Logan said that the organizations “have a right to complain.”

“If we don’t have a printer that’s working and that’s the only thing they have, it should be something that’s working,” Logan said. “If they want to see our budget it should be displayed; they should be able to see it. We can obviously do better.”

Though the student organizations have had problems with the programming budget, the allocations budget, which can be used for students and student organizations, has been heavily used this academic year.

The allocations budget this year was larger than what was actually allocated, due to rollover from previous years, said Eric Pahls, chair of the allocations committee and director of business and finance.

“For instance, right now it looks like we’re going to be moving $10,000 from the allocations budget to fund a program that’s going to install GPS on PARTA buses around Kent,” Pahls said. “We also donated a portion of the budget last year to buy the 3-D printer for the library. I mean, honestly it’s a pretty massive sum of money that you can accomplish some pretty cool things with.”

Pahls and his committee have spent $146,747 on student organizations this year and $8,932 on individuals going to conferences, according to the allocations budget records.

Students can request funds from the allocations budget money by filling out an Allocations form on the USG website. He or she must go to the next allocations meeting to hear his or her request. The committee then votes whether or not to fund the event.

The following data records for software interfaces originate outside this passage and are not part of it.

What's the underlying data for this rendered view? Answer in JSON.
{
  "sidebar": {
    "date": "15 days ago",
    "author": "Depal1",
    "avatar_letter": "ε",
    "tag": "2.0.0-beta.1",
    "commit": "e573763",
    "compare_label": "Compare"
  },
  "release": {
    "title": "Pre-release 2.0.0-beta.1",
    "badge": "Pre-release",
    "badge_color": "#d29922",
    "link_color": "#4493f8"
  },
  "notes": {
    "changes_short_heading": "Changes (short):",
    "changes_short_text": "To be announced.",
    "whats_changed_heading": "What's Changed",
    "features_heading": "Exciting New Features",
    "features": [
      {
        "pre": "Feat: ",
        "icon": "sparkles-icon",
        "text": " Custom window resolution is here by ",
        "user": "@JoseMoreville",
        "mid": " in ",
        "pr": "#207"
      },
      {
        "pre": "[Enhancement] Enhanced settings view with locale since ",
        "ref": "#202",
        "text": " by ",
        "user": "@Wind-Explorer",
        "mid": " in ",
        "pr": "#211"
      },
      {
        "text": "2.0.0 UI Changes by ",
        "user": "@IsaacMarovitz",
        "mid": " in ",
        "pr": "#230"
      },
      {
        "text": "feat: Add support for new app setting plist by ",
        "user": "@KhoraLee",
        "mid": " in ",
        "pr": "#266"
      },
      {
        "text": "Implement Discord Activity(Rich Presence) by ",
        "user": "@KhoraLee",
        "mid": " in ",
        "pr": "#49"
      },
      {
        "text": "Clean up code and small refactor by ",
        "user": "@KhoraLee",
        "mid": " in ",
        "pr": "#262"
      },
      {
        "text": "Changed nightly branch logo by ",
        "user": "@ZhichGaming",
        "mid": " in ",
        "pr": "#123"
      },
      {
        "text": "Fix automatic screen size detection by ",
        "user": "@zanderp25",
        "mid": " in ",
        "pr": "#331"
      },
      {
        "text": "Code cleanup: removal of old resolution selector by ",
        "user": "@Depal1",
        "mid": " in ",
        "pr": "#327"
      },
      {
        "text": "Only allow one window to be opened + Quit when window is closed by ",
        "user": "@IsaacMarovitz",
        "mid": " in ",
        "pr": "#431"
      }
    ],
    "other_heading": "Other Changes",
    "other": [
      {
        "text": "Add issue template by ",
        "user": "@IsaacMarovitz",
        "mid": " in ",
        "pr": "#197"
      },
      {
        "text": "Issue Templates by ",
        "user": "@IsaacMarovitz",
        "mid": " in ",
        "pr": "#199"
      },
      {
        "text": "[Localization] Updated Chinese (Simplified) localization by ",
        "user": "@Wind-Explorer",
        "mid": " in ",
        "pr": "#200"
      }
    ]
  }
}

Pahls said the allocations budget could be used for anything a student organization wants to do, as long as the program is inclusive to all students and the student or organization fills out the correct forms in time. Conference forms have to be filled out four weeks in advance, and event forms have to be in six weeks in advance.

“But generally when people submit applications, the big thing that people get turned away for is if they just have things that we just are unable to fund,” Pahls said.

USG guidelines state it is not allowed to fund things that only appeal to certain segments of the campus, and the organization asking for funding must have an open membership policy to be eligible for full funding.

But the allocations budget lacks a lot of information. The budget spreadsheet has spaces to record ticket sales, attendance, total spent on the event and a few other details. The only event that actually has these details recorded is the comedy show Black United Students organized, according to the current allocations records. All other spaces on the sheet are left blank.

Though it lacks many details, the allocations budget has produced events and the money can be traced, unlike the vague programming budget. Logan said that most of his budget is spent on on-campus entertainment.

“Mainly we do concerts, comedy shows and festivals. And those are what we use our budget for, and obviously the most expensive thing we do are concerts,” Logan said. “We usually try to be very fiscally responsible with the budget that we have, and the goal is never to make money with a concert — it’s always to recoup the money that we’ve spent.”

Logan said that some of the problems that the USG has had with communication with students and student organizations was partially due to the fact that there was no communications director for a few months this year.

“I think that we’ve had a little bit more difficulty communicating other things that we do because we’re in transition right now,” Logan said. “Our former director of communications stepped down for personal reasons. We want to be able to provide transparency. I think it will come down to continuing to work on student leaders such as them, doing better outreach with students who aren’t involved in anything. We can obviously do better.”

Logan said that he wants to see more hands-on work from members of the USG. He would like to institute “activity hours” as a required part of office hours so members would be required to be present for hours outside of their office and in the field. He also plans to revitalize the street team.

“I was able to go from a street team member to becoming the next executive director of student government,” Logan said. By really being hands-on and making a difference, seeing someone walking down the sidewalk; if you hand them a flyer, have a conversation.”

Contact Blair Donald at [email protected].